**Task directions**
Print all the records exactly, please.
┄┄┄┄┄┄┄┄┄┄┄┄┄┄┄┄┄┄┄┄
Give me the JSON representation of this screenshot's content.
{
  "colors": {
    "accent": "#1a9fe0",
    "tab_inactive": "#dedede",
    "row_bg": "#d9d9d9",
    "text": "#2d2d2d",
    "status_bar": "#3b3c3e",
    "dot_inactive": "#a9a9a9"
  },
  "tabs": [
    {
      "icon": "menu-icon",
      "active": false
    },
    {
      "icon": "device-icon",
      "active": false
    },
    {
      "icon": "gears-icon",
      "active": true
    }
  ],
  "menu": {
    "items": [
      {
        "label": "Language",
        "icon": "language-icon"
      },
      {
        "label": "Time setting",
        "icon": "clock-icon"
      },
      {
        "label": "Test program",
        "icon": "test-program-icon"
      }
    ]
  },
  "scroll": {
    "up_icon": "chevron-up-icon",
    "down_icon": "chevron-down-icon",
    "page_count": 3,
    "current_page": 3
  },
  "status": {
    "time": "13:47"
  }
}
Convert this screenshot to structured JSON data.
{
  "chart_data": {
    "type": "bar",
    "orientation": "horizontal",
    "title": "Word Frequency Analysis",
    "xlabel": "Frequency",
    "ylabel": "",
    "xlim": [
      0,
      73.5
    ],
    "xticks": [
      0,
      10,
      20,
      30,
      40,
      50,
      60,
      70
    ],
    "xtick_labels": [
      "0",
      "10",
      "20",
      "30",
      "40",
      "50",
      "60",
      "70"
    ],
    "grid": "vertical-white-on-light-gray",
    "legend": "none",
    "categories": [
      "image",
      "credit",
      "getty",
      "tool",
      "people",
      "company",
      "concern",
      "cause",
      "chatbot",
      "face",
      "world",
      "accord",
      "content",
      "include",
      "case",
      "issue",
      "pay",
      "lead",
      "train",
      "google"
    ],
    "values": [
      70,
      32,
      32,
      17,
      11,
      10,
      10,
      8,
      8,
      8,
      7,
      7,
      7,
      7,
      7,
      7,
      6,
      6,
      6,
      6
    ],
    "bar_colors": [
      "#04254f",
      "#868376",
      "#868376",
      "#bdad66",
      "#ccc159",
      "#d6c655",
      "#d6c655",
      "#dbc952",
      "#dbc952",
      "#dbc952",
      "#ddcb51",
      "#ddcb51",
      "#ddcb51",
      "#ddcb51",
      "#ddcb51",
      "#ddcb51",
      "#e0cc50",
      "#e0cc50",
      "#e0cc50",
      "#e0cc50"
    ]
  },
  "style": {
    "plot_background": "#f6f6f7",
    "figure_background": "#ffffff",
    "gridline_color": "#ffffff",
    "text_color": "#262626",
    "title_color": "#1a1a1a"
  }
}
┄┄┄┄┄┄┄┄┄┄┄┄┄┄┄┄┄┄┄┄
**Your solution**
Give me the JSON representation of this screenshot's content.
{
  "colors": {
    "accent": "#1a9fe0",
    "tab_inactive": "#dedede",
    "row_bg": "#d9d9d9",
    "text": "#2d2d2d",
    "status_bar": "#3b3c3e",
    "dot_inactive": "#a9a9a9"
  },
  "tabs": [
    {
      "icon": "menu-icon",
      "active": false
    },
    {
      "icon": "device-icon",
      "active": false
    },
    {
      "icon": "gears-icon",
      "active": true
    }
  ],
  "menu": {
    "items": [
      {
        "label": "Language",
        "icon": "language-icon"
      },
      {
        "label": "Time setting",
        "icon": "clock-icon"
      },
      {
        "label": "Test program",
        "icon": "test-program-icon"
      }
    ]
  },
  "scroll": {
    "up_icon": "chevron-up-icon",
    "down_icon": "chevron-down-icon",
    "page_count": 3,
    "current_page": 3
  },
  "status": {
    "time": "13:47"
  }
}
Convert this screenshot to structured JSON data.
{
  "chart_data": {
    "type": "bar",
    "orientation": "horizontal",
    "title": "Word Frequency Analysis",
    "xlabel": "Frequency",
    "ylabel": "",
    "xlim": [
      0,
      73.5
    ],
    "xticks": [
      0,
      10,
      20,
      30,
      40,
      50,
      60,
      70
    ],
    "xtick_labels": [
      "0",
      "10",
      "20",
      "30",
      "40",
      "50",
      "60",
      "70"
    ],
    "grid": "vertical-white-on-light-gray",
    "legend": "none",
    "categories": [
      "image",
      "credit",
      "getty",
      "tool",
      "people",
      "company",
      "concern",
      "cause",
      "chatbot",
      "face",
      "world",
      "accord",
      "content",
      "include",
      "case",
      "issue",
      "pay",
      "lead",
      "train",
      "google"
    ],
    "values": [
      70,
      32,
      32,
      17,
      11,
      10,
      10,
      8,
      8,
      8,
      7,
      7,
      7,
      7,
      7,
      7,
      6,
      6,
      6,
      6
    ],
    "bar_colors": [
      "#04254f",
      "#868376",
      "#868376",
      "#bdad66",
      "#ccc159",
      "#d6c655",
      "#d6c655",
      "#dbc952",
      "#dbc952",
      "#dbc952",
      "#ddcb51",
      "#ddcb51",
      "#ddcb51",
      "#ddcb51",
      "#ddcb51",
      "#ddcb51",
      "#e0cc50",
      "#e0cc50",
      "#e0cc50",
      "#e0cc50"
    ]
  },
  "style": {
    "plot_background": "#f6f6f7",
    "figure_background": "#ffffff",
    "gridline_color": "#ffffff",
    "text_color": "#262626",
    "title_color": "#1a1a1a"
  }
}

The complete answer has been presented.